**Brief**.
Your task is to write out all of the records once more, exactly.

== Entries shown ==

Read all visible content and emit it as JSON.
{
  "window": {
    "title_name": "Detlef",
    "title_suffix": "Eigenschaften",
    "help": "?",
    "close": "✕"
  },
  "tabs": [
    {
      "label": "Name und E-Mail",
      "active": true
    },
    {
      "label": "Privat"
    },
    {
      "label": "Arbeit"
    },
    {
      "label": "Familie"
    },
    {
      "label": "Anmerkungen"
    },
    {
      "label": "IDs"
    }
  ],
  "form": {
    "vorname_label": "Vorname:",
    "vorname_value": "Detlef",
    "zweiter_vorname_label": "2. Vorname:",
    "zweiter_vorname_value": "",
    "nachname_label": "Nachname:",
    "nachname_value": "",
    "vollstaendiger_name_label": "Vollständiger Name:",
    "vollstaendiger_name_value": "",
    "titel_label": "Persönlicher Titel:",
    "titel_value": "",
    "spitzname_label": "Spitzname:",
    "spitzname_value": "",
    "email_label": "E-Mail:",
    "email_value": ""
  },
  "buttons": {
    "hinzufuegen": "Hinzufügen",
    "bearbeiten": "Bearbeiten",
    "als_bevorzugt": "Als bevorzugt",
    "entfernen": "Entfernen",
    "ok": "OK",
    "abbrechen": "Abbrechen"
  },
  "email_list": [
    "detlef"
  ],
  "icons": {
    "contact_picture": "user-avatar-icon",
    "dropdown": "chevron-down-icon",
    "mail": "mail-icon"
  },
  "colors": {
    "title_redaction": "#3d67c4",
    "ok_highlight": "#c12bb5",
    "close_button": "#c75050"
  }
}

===

**Answer to the problem**.
Read all visible content and emit it as JSON.
{
  "window": {
    "title_name": "Detlef",
    "title_suffix": "Eigenschaften",
    "help": "?",
    "close": "✕"
  },
  "tabs": [
    {
      "label": "Name und E-Mail",
      "active": true
    },
    {
      "label": "Privat"
    },
    {
      "label": "Arbeit"
    },
    {
      "label": "Familie"
    },
    {
      "label": "Anmerkungen"
    },
    {
      "label": "IDs"
    }
  ],
  "form": {
    "vorname_label": "Vorname:",
    "vorname_value": "Detlef",
    "zweiter_vorname_label": "2. Vorname:",
    "zweiter_vorname_value": "",
    "nachname_label": "Nachname:",
    "nachname_value": "",
    "vollstaendiger_name_label": "Vollständiger Name:",
    "vollstaendiger_name_value": "",
    "titel_label": "Persönlicher Titel:",
    "titel_value": "",
    "spitzname_label": "Spitzname:",
    "spitzname_value": "",
    "email_label": "E-Mail:",
    "email_value": ""
  },
  "buttons": {
    "hinzufuegen": "Hinzufügen",
    "bearbeiten": "Bearbeiten",
    "als_bevorzugt": "Als bevorzugt",
    "entfernen": "Entfernen",
    "ok": "OK",
    "abbrechen": "Abbrechen"
  },
  "email_list": [
    "detlef"
  ],
  "icons": {
    "contact_picture": "user-avatar-icon",
    "dropdown": "chevron-down-icon",
    "mail": "mail-icon"
  },
  "colors": {
    "title_redaction": "#3d67c4",
    "ok_highlight": "#c12bb5",
    "close_button": "#c75050"
  }
}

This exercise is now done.